begin the process of making yourself known.

One of the best ways to do that is to volunteer to work on an important committee within the organization. Choose one that has members on it that you would like to get to know or that is engaged in activities that will bring you into contact with key people both inside and outside the organization.

Your work on committees will require time and effort, but over the long term, the relationships you develop can provide everything you need to ensure a lifetime of success.

Today, networking online has become popular. I’ll address that in a future post.


Attorneys can benefit from a unique selling proposition


A few years ago, Progressive Insurance ran TV commercials touting that they assign a dedicated claims specialist claimants their policyholders can count on for the life of their claim. The benefit is that you can always call "your" representative and never have to worry about what’s going on with your claim. Policyholders want to be able to talk to the same person each time they call, someone who understands their claim and is staying on top of it "for them".

Now, most other insurance companies probably do the same thing. But because those companies aren’t saying they do it, when Progressive says it, they virtually OWN that benefit.

You can do the same thing. You can promise prospective clients that they will have a dedicated member of your firm assigned to their claim, so that they don’t have to worry about who to ask for when they call. They’ll feel better just knowing that someone is assigned to their case and that it’s not lost in the shuffle.

The fact that most lawyers do the same thing is not important. If you say it and they don’t, or you say it FIRST, you can effectively "own" that benefit and preempt other lawyers in your market from using it. It can become your "Unique Selling Proposition" (USP), the competitive advantage that sets you apart from other lawyers in the minds of clients and prospects.

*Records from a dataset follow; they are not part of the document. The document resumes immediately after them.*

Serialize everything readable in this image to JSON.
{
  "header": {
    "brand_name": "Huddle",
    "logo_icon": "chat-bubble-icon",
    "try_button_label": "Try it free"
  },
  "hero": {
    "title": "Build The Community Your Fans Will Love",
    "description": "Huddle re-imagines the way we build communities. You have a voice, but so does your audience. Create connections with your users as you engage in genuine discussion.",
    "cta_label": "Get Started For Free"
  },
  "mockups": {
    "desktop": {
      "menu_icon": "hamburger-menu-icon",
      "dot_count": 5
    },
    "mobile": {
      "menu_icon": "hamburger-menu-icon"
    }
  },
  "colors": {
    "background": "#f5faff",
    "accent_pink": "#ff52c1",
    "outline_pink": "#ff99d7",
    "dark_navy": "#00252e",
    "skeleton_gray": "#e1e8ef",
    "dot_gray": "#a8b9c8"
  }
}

In marketing, perception is everything. If you appear to offer a unique advantage, people will see a benefit to hiring you instead of your competition.

Your USP can be about any meaningful benefit you offer. What do you do faster, better, or more thoroughly? What do you do that you know clients like?

A great way to find a powerful USP is to learn what your clients DON’T like about lawyers in your field, and promise them the opposite. If clients consistently complain that lawyers who do what you do take to long to do it, for example, your promise to do it quickly would likely be seen as valuable and desirable to those who can hire you.

The number one complaint received by state bar associations is lack of communication by their lawyer. Many lawyers have difficulty, it seems, keeping their clients informed about the progress of their legal matter. Even worse, many complaints involve lawyers who don’t return phone calls. Something this common, and this easy to fix, would seem to be a great USP for lawyers in many practice areas.

If you’re bad at keeping clients informed (or returning calls), resolve to get better. In fact, I’d suggest a goal to become not just better but the best. Make a promise to yourself to return calls within 24 hours, for example. Raise the bar. It’s so easy to do and it will have a profound impact on your practice. Fewer unhappy clients, more repeat clients and referrals.

Then, proclaim it to your clients and everyone else. Let them know of your commitment. Make it your unique selling proposition.

If you’re already good at keeping clients informed and returning calls, the odds are you don’t tell people this, or you don’t tell them enough. Consider doing so before some other attorney decides to make it her unique selling proposition.